-- Source data follows --
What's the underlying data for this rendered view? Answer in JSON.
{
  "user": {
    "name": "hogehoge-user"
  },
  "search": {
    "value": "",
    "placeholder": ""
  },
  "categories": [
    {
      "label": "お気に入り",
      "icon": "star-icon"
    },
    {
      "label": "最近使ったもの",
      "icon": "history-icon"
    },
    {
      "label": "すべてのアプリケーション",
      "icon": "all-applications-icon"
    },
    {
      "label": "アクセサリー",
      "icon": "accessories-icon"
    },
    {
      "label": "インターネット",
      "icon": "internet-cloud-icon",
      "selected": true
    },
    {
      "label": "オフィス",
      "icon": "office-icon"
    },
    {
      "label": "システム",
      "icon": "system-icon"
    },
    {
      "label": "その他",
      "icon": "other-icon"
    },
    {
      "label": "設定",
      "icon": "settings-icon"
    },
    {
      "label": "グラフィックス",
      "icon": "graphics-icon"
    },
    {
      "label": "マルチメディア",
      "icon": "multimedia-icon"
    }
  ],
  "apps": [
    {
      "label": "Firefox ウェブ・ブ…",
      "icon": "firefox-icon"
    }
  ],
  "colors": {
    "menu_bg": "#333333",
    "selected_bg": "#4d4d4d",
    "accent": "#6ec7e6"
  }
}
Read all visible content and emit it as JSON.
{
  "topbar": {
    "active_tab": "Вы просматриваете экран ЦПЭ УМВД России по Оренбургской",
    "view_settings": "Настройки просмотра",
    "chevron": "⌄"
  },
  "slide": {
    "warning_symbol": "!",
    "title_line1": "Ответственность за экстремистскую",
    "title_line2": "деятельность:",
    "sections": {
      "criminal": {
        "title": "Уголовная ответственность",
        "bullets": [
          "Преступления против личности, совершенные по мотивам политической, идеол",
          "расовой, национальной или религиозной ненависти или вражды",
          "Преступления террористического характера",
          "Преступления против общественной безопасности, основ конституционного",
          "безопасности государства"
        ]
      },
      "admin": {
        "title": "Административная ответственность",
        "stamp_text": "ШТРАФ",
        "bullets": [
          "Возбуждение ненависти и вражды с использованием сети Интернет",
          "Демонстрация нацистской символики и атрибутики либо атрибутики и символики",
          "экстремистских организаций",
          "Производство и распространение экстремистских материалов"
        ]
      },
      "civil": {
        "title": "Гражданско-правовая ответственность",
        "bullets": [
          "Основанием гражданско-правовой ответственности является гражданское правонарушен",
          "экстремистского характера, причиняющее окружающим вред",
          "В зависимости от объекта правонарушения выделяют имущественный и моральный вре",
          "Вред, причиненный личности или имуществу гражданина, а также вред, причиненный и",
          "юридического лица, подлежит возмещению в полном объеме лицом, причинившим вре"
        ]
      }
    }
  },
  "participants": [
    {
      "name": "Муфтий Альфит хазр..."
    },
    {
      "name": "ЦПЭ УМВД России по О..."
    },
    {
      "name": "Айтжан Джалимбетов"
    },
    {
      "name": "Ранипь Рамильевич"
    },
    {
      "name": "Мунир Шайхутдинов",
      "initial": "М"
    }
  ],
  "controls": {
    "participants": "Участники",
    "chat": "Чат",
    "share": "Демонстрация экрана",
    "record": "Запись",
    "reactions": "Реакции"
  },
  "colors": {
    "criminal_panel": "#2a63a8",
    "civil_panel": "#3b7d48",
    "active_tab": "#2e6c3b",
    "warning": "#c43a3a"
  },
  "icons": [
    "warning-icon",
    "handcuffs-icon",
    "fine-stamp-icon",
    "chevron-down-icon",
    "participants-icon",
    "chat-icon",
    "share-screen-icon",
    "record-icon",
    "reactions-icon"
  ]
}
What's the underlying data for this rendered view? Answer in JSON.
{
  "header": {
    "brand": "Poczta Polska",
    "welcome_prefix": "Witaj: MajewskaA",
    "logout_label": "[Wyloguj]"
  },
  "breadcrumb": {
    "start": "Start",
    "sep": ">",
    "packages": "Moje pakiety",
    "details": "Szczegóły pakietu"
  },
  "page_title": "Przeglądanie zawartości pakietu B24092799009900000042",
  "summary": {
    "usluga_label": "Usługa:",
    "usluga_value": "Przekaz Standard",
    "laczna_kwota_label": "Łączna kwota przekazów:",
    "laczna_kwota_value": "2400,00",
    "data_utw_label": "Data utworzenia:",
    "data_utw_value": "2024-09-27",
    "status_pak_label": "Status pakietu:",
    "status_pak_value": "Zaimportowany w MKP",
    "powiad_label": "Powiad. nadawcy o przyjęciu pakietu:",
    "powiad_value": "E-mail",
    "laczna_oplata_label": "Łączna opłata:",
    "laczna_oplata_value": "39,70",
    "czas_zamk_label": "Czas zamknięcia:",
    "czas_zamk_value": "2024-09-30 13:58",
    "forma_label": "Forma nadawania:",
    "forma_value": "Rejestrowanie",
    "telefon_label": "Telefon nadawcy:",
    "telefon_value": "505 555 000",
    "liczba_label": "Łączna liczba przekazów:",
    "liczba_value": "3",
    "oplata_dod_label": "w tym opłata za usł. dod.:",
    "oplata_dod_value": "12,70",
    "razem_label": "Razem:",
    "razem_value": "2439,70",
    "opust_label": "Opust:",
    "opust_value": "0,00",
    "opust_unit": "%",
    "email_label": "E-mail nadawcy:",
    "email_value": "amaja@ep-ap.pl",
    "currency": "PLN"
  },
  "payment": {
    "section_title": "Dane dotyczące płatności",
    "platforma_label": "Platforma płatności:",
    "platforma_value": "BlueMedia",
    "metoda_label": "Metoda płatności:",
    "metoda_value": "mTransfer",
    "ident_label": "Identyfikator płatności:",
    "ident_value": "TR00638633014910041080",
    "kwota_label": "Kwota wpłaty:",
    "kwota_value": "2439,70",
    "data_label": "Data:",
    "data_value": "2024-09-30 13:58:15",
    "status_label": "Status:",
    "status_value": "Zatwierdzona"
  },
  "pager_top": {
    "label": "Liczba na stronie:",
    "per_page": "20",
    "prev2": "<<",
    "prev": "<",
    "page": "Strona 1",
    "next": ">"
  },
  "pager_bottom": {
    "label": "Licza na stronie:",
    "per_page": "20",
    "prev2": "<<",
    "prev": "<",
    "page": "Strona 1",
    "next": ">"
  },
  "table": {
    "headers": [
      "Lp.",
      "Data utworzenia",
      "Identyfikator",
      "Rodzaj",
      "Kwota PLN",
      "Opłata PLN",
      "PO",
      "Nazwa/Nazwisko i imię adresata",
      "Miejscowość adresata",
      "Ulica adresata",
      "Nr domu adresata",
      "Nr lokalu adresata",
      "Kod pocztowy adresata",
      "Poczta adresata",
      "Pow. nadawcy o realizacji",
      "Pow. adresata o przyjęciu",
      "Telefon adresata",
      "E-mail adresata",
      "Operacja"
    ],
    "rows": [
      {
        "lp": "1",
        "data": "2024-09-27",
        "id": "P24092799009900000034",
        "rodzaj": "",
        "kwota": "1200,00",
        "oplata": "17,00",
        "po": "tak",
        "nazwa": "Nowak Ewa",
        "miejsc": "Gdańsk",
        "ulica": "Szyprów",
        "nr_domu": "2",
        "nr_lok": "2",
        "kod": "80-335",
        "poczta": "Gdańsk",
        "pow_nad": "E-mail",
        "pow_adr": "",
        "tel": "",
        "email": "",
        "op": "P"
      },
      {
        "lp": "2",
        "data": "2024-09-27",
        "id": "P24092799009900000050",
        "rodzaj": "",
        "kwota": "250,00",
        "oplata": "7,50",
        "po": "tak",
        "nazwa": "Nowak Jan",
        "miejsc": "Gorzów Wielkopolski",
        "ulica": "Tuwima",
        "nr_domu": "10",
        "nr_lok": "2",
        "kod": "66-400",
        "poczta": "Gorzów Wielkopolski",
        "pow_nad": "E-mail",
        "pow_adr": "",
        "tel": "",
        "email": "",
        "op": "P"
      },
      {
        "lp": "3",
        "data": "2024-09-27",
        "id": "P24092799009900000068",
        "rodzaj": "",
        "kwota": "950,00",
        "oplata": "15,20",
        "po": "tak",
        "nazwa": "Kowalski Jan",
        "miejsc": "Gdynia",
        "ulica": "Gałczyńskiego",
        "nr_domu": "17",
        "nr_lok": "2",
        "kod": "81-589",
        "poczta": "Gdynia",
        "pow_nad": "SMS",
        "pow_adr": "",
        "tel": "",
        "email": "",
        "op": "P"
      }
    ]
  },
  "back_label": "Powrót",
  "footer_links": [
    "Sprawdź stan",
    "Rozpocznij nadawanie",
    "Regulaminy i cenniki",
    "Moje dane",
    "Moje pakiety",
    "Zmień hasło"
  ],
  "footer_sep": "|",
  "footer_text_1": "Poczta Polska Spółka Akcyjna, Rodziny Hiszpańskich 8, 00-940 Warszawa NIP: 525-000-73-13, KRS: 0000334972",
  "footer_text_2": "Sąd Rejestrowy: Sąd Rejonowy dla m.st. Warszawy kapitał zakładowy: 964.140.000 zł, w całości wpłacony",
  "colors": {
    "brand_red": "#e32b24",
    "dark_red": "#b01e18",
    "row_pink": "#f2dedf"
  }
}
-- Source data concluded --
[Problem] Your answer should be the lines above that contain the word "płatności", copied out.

[Answer to this exercise]
    "section_title": "Dane dotyczące płatności",
    "platforma_label": "Platforma płatności:",
    "metoda_label": "Metoda płatności:",
    "ident_label": "Identyfikator płatności:",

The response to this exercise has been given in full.